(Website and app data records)
::::
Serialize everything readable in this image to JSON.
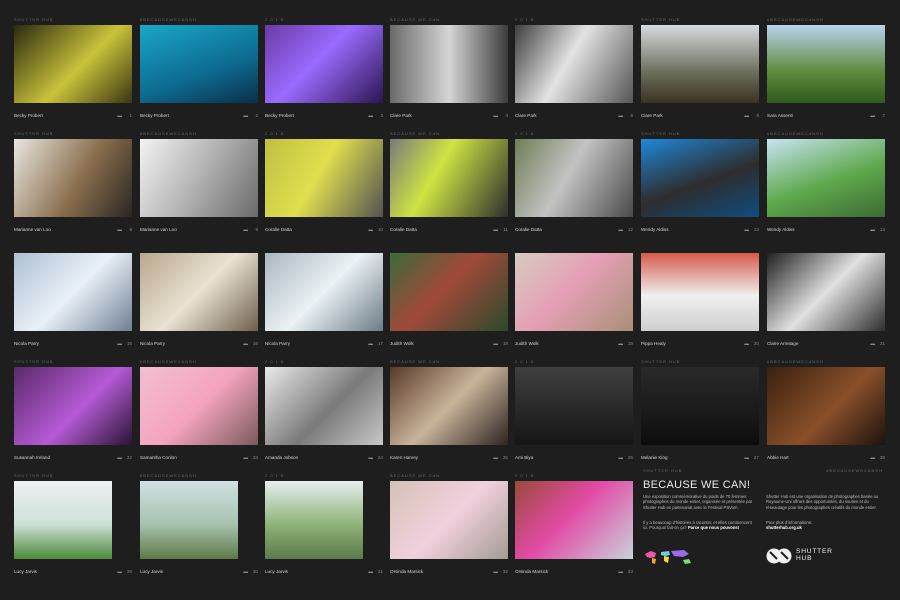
{
  "hashtag": "#BECAUSEWECANSH",
  "brand": "SHUTTER HUB",
  "year": "2 0 1 8",
  "because_we_can_header": "BECAUSE WE CAN",
  "photos": [
    {
      "name": "Becky Probert",
      "num": "1",
      "hdr_l": "SHUTTER HUB",
      "hdr_r": ""
    },
    {
      "name": "Becky Probert",
      "num": "2",
      "hdr_l": "#BECAUSEWECANSH",
      "hdr_r": ""
    },
    {
      "name": "Becky Probert",
      "num": "3",
      "hdr_l": "2 0 1 8",
      "hdr_r": ""
    },
    {
      "name": "Clare Park",
      "num": "4",
      "hdr_l": "BECAUSE WE CAN",
      "hdr_r": ""
    },
    {
      "name": "Clare Park",
      "num": "5",
      "hdr_l": "2 0 1 8",
      "hdr_r": ""
    },
    {
      "name": "Clare Park",
      "num": "6",
      "hdr_l": "SHUTTER HUB",
      "hdr_r": ""
    },
    {
      "name": "Sara Assenti",
      "num": "7",
      "hdr_l": "#BECAUSEWECANSH",
      "hdr_r": ""
    },
    {
      "name": "Marianne van Loo",
      "num": "8",
      "hdr_l": "SHUTTER HUB",
      "hdr_r": ""
    },
    {
      "name": "Marianne van Loo",
      "num": "9",
      "hdr_l": "#BECAUSEWECANSH",
      "hdr_r": ""
    },
    {
      "name": "Coralie Datta",
      "num": "10",
      "hdr_l": "2 0 1 8",
      "hdr_r": ""
    },
    {
      "name": "Coralie Datta",
      "num": "11",
      "hdr_l": "BECAUSE WE CAN",
      "hdr_r": ""
    },
    {
      "name": "Coralie Datta",
      "num": "12",
      "hdr_l": "2 0 1 8",
      "hdr_r": ""
    },
    {
      "name": "Wendy Aldiss",
      "num": "13",
      "hdr_l": "SHUTTER HUB",
      "hdr_r": ""
    },
    {
      "name": "Wendy Aldiss",
      "num": "14",
      "hdr_l": "#BECAUSEWECANSH",
      "hdr_r": ""
    },
    {
      "name": "Nicola Parry",
      "num": "15",
      "hdr_l": "",
      "hdr_r": ""
    },
    {
      "name": "Nicola Parry",
      "num": "16",
      "hdr_l": "",
      "hdr_r": ""
    },
    {
      "name": "Nicola Parry",
      "num": "17",
      "hdr_l": "",
      "hdr_r": ""
    },
    {
      "name": "Judith Wolk",
      "num": "18",
      "hdr_l": "",
      "hdr_r": ""
    },
    {
      "name": "Judith Wolk",
      "num": "19",
      "hdr_l": "",
      "hdr_r": ""
    },
    {
      "name": "Pippa Healy",
      "num": "20",
      "hdr_l": "",
      "hdr_r": ""
    },
    {
      "name": "Claire Armitage",
      "num": "21",
      "hdr_l": "",
      "hdr_r": ""
    },
    {
      "name": "Susannah Ireland",
      "num": "22",
      "hdr_l": "SHUTTER HUB",
      "hdr_r": ""
    },
    {
      "name": "Samantha Conlon",
      "num": "23",
      "hdr_l": "#BECAUSEWECANSH",
      "hdr_r": ""
    },
    {
      "name": "Amanda Jobson",
      "num": "24",
      "hdr_l": "2 0 1 8",
      "hdr_r": ""
    },
    {
      "name": "Karen Harvey",
      "num": "25",
      "hdr_l": "BECAUSE WE CAN",
      "hdr_r": ""
    },
    {
      "name": "Ami Biya",
      "num": "26",
      "hdr_l": "2 0 1 8",
      "hdr_r": ""
    },
    {
      "name": "Melanie King",
      "num": "27",
      "hdr_l": "SHUTTER HUB",
      "hdr_r": ""
    },
    {
      "name": "Abbie Hart",
      "num": "28",
      "hdr_l": "#BECAUSEWECANSH",
      "hdr_r": ""
    },
    {
      "name": "Lucy Jarvis",
      "num": "29",
      "hdr_l": "SHUTTER HUB",
      "hdr_r": ""
    },
    {
      "name": "Lucy Jarvis",
      "num": "30",
      "hdr_l": "#BECAUSEWECANSH",
      "hdr_r": ""
    },
    {
      "name": "Lucy Jarvis",
      "num": "31",
      "hdr_l": "2 0 1 8",
      "hdr_r": ""
    },
    {
      "name": "Orsinda Marsick",
      "num": "32",
      "hdr_l": "BECAUSE WE CAN",
      "hdr_r": ""
    },
    {
      "name": "Orsinda Marsick",
      "num": "33",
      "hdr_l": "2 0 1 8",
      "hdr_r": ""
    }
  ],
  "info": {
    "hdr_l": "SHUTTER HUB",
    "hdr_r": "#BECAUSEWECANSH",
    "title": "BECAUSE WE CAN!",
    "p1": "Une exposition commémorative du poids de 70 femmes photographes du monde entier, organisée et présentée par Shutter Hub en partenariat avec le Festival PSVom.",
    "p2": "Il y a beaucoup d'histoires à raconter, et elles commencent ici. Pourquoi fait-on ça?",
    "p2b": "Parce que nous pouvons!",
    "p3": "Shutter Hub est une organisation de photographes basée au Royaume-Uni offrant des opportunités, du soutien et du réseautage pour les photographes créatifs du monde entier.",
    "p4": "Pour plus d'informations:",
    "p4b": "shutterhub.org.uk",
    "logo_l1": "SHUTTER",
    "logo_l2": "HUB"
  },
  "colors": {
    "bg": "#1e1e1e",
    "text": "#cfcfcf"
  }
}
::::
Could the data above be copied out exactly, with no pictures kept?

Serialize everything readable in this image to JSON.
{
  "hashtag": "#BECAUSEWECANSH",
  "brand": "SHUTTER HUB",
  "year": "2 0 1 8",
  "because_we_can_header": "BECAUSE WE CAN",
  "photos": [
    {
      "name": "Becky Probert",
      "num": "1",
      "hdr_l": "SHUTTER HUB",
      "hdr_r": ""
    },
    {
      "name": "Becky Probert",
      "num": "2",
      "hdr_l": "#BECAUSEWECANSH",
      "hdr_r": ""
    },
    {
      "name": "Becky Probert",
      "num": "3",
      "hdr_l": "2 0 1 8",
      "hdr_r": ""
    },
    {
      "name": "Clare Park",
      "num": "4",
      "hdr_l": "BECAUSE WE CAN",
      "hdr_r": ""
    },
    {
      "name": "Clare Park",
      "num": "5",
      "hdr_l": "2 0 1 8",
      "hdr_r": ""
    },
    {
      "name": "Clare Park",
      "num": "6",
      "hdr_l": "SHUTTER HUB",
      "hdr_r": ""
    },
    {
      "name": "Sara Assenti",
      "num": "7",
      "hdr_l": "#BECAUSEWECANSH",
      "hdr_r": ""
    },
    {
      "name": "Marianne van Loo",
      "num": "8",
      "hdr_l": "SHUTTER HUB",
      "hdr_r": ""
    },
    {
      "name": "Marianne van Loo",
      "num": "9",
      "hdr_l": "#BECAUSEWECANSH",
      "hdr_r": ""
    },
    {
      "name": "Coralie Datta",
      "num": "10",
      "hdr_l": "2 0 1 8",
      "hdr_r": ""
    },
    {
      "name": "Coralie Datta",
      "num": "11",
      "hdr_l": "BECAUSE WE CAN",
      "hdr_r": ""
    },
    {
      "name": "Coralie Datta",
      "num": "12",
      "hdr_l": "2 0 1 8",
      "hdr_r": ""
    },
    {
      "name": "Wendy Aldiss",
      "num": "13",
      "hdr_l": "SHUTTER HUB",
      "hdr_r": ""
    },
    {
      "name": "Wendy Aldiss",
      "num": "14",
      "hdr_l": "#BECAUSEWECANSH",
      "hdr_r": ""
    },
    {
      "name": "Nicola Parry",
      "num": "15",
      "hdr_l": "",
      "hdr_r": ""
    },
    {
      "name": "Nicola Parry",
      "num": "16",
      "hdr_l": "",
      "hdr_r": ""
    },
    {
      "name": "Nicola Parry",
      "num": "17",
      "hdr_l": "",
      "hdr_r": ""
    },
    {
      "name": "Judith Wolk",
      "num": "18",
      "hdr_l": "",
      "hdr_r": ""
    },
    {
      "name": "Judith Wolk",
      "num": "19",
      "hdr_l": "",
      "hdr_r": ""
    },
    {
      "name": "Pippa Healy",
      "num": "20",
      "hdr_l": "",
      "hdr_r": ""
    },
    {
      "name": "Claire Armitage",
      "num": "21",
      "hdr_l": "",
      "hdr_r": ""
    },
    {
      "name": "Susannah Ireland",
      "num": "22",
      "hdr_l": "SHUTTER HUB",
      "hdr_r": ""
    },
    {
      "name": "Samantha Conlon",
      "num": "23",
      "hdr_l": "#BECAUSEWECANSH",
      "hdr_r": ""
    },
    {
      "name": "Amanda Jobson",
      "num": "24",
      "hdr_l": "2 0 1 8",
      "hdr_r": ""
    },
    {
      "name": "Karen Harvey",
      "num": "25",
      "hdr_l": "BECAUSE WE CAN",
      "hdr_r": ""
    },
    {
      "name": "Ami Biya",
      "num": "26",
      "hdr_l": "2 0 1 8",
      "hdr_r": ""
    },
    {
      "name": "Melanie King",
      "num": "27",
      "hdr_l": "SHUTTER HUB",
      "hdr_r": ""
    },
    {
      "name": "Abbie Hart",
      "num": "28",
      "hdr_l": "#BECAUSEWECANSH",
      "hdr_r": ""
    },
    {
      "name": "Lucy Jarvis",
      "num": "29",
      "hdr_l": "SHUTTER HUB",
      "hdr_r": ""
    },
    {
      "name": "Lucy Jarvis",
      "num": "30",
      "hdr_l": "#BECAUSEWECANSH",
      "hdr_r": ""
    },
    {
      "name": "Lucy Jarvis",
      "num": "31",
      "hdr_l": "2 0 1 8",
      "hdr_r": ""
    },
    {
      "name": "Orsinda Marsick",
      "num": "32",
      "hdr_l": "BECAUSE WE CAN",
      "hdr_r": ""
    },
    {
      "name": "Orsinda Marsick",
      "num": "33",
      "hdr_l": "2 0 1 8",
      "hdr_r": ""
    }
  ],
  "info": {
    "hdr_l": "SHUTTER HUB",
    "hdr_r": "#BECAUSEWECANSH",
    "title": "BECAUSE WE CAN!",
    "p1": "Une exposition commémorative du poids de 70 femmes photographes du monde entier, organisée et présentée par Shutter Hub en partenariat avec le Festival PSVom.",
    "p2": "Il y a beaucoup d'histoires à raconter, et elles commencent ici. Pourquoi fait-on ça?",
    "p2b": "Parce que nous pouvons!",
    "p3": "Shutter Hub est une organisation de photographes basée au Royaume-Uni offrant des opportunités, du soutien et du réseautage pour les photographes créatifs du monde entier.",
    "p4": "Pour plus d'informations:",
    "p4b": "shutterhub.org.uk",
    "logo_l1": "SHUTTER",
    "logo_l2": "HUB"
  },
  "colors": {
    "bg": "#1e1e1e",
    "text": "#cfcfcf"
  }
}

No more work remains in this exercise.